My lesson of the day: Be Still. A hard lesson. I’m getting better at physical stillness between poses – or at least more aware of it – but mental, spiritual and emotional stillness are things way beyond my reach. I’m hoping that the lower path of stillness will lead to the upper path of stillness.

I left the studio and wished I could crawl back in bed. It’s been a long couple days of driving and sweating and seeing stuff and I’m a bit sleep deprived. However, I had an agenda and an end point in South Carolina to see my aunt and uncle, whom I haven’t seen in several years so I got on the road instead.

And it started to rain. And rain. And RAIN. End of the world, torrential, might need a boat kind of rain. Can barely see out my windshield, can only see the taillights of the car in front of me, need to slow down kind of rain. I passed a 7 car pile up started by a taxi hitting the guard rail so hard that parts of the taxi cab were thrown 100 feet away. Scary accident hydroplaning kind of rain.
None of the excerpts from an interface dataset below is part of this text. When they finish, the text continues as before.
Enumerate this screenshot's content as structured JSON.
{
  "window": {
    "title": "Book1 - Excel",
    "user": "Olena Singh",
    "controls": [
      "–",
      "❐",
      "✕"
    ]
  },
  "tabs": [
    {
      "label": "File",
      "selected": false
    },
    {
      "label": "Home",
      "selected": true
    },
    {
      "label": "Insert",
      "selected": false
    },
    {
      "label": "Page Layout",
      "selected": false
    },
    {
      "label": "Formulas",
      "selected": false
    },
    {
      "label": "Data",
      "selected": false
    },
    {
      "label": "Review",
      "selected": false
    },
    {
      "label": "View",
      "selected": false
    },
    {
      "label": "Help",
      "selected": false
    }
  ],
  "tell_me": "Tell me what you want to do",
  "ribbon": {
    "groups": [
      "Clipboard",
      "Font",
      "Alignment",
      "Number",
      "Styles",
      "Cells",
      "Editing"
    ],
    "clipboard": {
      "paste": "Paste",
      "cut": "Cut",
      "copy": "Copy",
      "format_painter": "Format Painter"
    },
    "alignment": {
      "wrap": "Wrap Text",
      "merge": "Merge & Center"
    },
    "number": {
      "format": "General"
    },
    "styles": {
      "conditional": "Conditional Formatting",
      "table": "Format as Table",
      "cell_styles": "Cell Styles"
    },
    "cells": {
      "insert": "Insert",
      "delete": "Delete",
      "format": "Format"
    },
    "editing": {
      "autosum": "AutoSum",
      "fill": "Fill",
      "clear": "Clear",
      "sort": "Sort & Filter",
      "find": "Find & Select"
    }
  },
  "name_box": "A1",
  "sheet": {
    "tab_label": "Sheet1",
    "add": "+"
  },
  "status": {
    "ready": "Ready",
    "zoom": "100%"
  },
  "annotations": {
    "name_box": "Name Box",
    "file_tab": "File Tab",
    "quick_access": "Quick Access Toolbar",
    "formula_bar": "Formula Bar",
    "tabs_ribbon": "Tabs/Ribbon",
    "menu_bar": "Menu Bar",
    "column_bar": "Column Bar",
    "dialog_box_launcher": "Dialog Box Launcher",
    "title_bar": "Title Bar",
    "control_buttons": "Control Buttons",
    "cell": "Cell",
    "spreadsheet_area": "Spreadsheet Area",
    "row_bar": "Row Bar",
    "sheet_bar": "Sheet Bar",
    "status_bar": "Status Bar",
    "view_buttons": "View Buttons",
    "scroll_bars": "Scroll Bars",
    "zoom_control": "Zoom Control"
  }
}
I don’t think I’ve ever driven in rain like that and at one point I just pulled over and waited it out because I couldn’t see far enough ahead of me to drive.

But the storm kept passing over me, or I chased it or something because it would downpour and then clear up as I drove and then downpour and clear up. During the clearer parts I drove the back roads of the Carolinas where tall trees are getting strangled by the most beautiful purple flowering vine.

It’s gorgeous country back there with the farmlands and ancient trees and twisting roads in and out of the hills. And tucked way back in the hills in the tiny town of Bishopville, SC lives Dalton Stevens. Please say hello to the Button King.

He might be the cutest man alive.  His museum, a small church that triples as a recording studio and live music hall and his house are a stone’s throw apart on several acres of land out in the country. I dragged him out of his house to show me his button museum and after posing for me and showing me his button covered pieces, he sat down in his armchair and said “Go on and sit down. I’m gonna tell you some stories.” And then he told me about how he had insomnia so badly in his early 50’s that he started stitching buttons on a suit because his family was asleep and he needed to do something quiet.

His work eventually retired him on disability after doctors couldn’t cure his insomnia and by that point the button fever had a good grip on him and he discovered contact cement so he started covering other things with buttons like cars, clocks, a piano

A toilet.

A coffin for his future use, the red buttons are his favorites.

He’s a musician so he’d show up at local events around town and play his button related songs in his button regalia, Star magazine came down to take some pictures and Johnny Carson saw the pictures and called him to be on the Johnny Carson show. Since then it’s been buttons by the bucket full. He’s featured in the Guinness Book of World Records in some unique capacity and just last week some men from Finland came in to film a cell phone commercial with him in his museum.

He’s 81 now and plays for “old people” at the nursing home in his spare time when he isn’t recording, performing with his band, filming commercials, doing magazine spreads and covering other things with buttons. He says he still doesn’t sleep much but he naps in his armchair and he gets a lot of button work accomplished. He was a complete delight and I’m so glad he gave me an hour of his day.

As I left and the sun was going down, my aunt called with the words every traveler wants to hear: “Where are you? You gonna arrive hungry? Cuz I have lots of food.”

Close and yes, yes I am. Be there soon.

Tomorrow, Savannah.